AP Exams

Brooke Benne, Reporter & Anchor

AP exams are just around the corner. Students and staff share their thoughts on how to prepare. 

Starting May 3 and continuing to May 17, AP exams will be taken by registered students during school with blocked scheduling along with EOC’s.

This year differs from last, where students had to take a handwritten versus a virtual test due to COVID-19 school closures, according to counselor Amy Green.

“I prefer the handwritten, because usually the brain is set up to understand handwritten things versus typing them on a computer,” social studies teacher Katie Harris said.

Some of the courses that offer AP testing are: psychology, US government and politics, German, French, Spanish, calculus and art history.  

“Each AP test has different standards they are looking for and different requirements and everything, so it is not just a blanket test for every subject.

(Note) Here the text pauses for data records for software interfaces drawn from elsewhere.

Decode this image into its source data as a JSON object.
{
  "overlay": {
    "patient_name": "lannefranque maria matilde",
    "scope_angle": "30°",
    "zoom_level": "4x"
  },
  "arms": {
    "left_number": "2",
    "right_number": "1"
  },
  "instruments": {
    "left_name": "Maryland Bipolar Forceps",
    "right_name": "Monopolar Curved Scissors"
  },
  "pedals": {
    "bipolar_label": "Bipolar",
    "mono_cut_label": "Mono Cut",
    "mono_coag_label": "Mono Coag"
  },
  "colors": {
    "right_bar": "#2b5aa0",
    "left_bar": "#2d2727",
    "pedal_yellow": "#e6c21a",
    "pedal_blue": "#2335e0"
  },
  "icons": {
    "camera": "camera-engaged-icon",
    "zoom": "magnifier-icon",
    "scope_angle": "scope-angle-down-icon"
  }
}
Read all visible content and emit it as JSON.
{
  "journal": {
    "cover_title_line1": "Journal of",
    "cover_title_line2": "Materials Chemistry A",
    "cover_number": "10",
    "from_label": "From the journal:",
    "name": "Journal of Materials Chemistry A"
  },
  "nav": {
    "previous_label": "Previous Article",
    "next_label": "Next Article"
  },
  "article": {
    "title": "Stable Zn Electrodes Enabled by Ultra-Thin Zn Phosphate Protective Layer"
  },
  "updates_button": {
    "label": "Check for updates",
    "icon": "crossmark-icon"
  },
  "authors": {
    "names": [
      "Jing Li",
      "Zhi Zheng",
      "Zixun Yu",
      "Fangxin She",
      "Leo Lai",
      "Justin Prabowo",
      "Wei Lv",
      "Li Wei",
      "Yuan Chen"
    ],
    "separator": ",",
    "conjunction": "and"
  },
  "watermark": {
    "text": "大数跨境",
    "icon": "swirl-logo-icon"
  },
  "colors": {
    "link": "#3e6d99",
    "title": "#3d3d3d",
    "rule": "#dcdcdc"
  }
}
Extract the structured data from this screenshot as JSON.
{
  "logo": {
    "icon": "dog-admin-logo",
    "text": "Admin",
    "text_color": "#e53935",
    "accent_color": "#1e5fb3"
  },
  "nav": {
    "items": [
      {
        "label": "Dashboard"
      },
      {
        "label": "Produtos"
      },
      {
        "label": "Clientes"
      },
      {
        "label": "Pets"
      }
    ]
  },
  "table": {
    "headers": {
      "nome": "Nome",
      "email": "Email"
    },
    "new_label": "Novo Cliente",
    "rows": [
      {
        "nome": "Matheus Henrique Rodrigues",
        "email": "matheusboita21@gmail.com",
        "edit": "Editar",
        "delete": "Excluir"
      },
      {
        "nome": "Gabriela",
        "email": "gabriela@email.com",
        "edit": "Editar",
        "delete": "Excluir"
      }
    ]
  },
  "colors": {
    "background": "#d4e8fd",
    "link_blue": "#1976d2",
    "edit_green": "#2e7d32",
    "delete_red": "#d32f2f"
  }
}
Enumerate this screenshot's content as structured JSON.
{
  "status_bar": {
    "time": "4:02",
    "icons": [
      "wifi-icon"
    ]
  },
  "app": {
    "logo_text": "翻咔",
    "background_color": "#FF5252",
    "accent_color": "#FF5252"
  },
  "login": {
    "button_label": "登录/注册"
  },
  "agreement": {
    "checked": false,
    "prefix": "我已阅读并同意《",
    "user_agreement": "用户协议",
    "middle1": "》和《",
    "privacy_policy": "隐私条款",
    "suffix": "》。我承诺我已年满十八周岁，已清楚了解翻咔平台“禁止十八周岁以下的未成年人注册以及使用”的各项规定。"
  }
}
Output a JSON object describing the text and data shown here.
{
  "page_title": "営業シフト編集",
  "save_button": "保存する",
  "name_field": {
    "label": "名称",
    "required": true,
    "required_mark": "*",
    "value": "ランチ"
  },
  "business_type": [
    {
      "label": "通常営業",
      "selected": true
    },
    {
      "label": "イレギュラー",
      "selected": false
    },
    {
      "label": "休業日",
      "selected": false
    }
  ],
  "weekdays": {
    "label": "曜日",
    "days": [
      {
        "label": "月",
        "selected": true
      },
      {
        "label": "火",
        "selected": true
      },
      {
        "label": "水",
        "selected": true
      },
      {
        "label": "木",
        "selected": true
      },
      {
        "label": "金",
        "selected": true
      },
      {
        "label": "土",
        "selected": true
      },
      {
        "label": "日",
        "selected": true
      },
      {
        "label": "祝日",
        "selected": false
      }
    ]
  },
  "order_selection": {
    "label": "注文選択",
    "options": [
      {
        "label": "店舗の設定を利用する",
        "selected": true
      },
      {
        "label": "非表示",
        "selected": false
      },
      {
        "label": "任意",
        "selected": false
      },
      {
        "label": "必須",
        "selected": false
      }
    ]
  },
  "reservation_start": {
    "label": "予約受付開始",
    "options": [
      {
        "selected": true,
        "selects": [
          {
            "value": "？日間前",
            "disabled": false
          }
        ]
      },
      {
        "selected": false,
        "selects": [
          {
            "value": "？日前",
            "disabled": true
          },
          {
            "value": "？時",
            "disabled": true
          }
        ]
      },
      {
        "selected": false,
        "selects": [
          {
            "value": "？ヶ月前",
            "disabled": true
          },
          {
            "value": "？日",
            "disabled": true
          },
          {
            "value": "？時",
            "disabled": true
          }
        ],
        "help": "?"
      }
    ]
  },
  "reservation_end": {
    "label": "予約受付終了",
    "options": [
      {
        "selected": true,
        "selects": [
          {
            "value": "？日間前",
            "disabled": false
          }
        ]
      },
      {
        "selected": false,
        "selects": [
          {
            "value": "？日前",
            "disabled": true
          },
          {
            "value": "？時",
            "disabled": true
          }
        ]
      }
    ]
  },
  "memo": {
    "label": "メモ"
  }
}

Every subject will have special things for it,”  Harris said. 

Junior Kayla Devito will be taking her first AP test this year, in English, as part of communication arts teacher Jeremy Boesch’s AP English III class. 

“I’ve been doing my best to pay attention during class, Mr. Boesch is a great teacher… I think it is a good idea, not only for me, to see how much I’ve progressed this year but also for college in the future,” Davito said. 

Regardless of whether this is a student’s first AP test, or one in a string of many, Harris offers the following tips:

“For the multiple choice portions…go through and do the ones you know first, and then go back and try to see if any of those questions help you answer the ones you’re not really all that confident in. For the written portions, always make sure you are using complete sentences…underling terms you really don’t know…Make sure you watch the clock, that you’re understanding how much time you have.” 

To get more information on AP exams contact your counselor, teachers teaching the subjects you’re taking or search the college board website.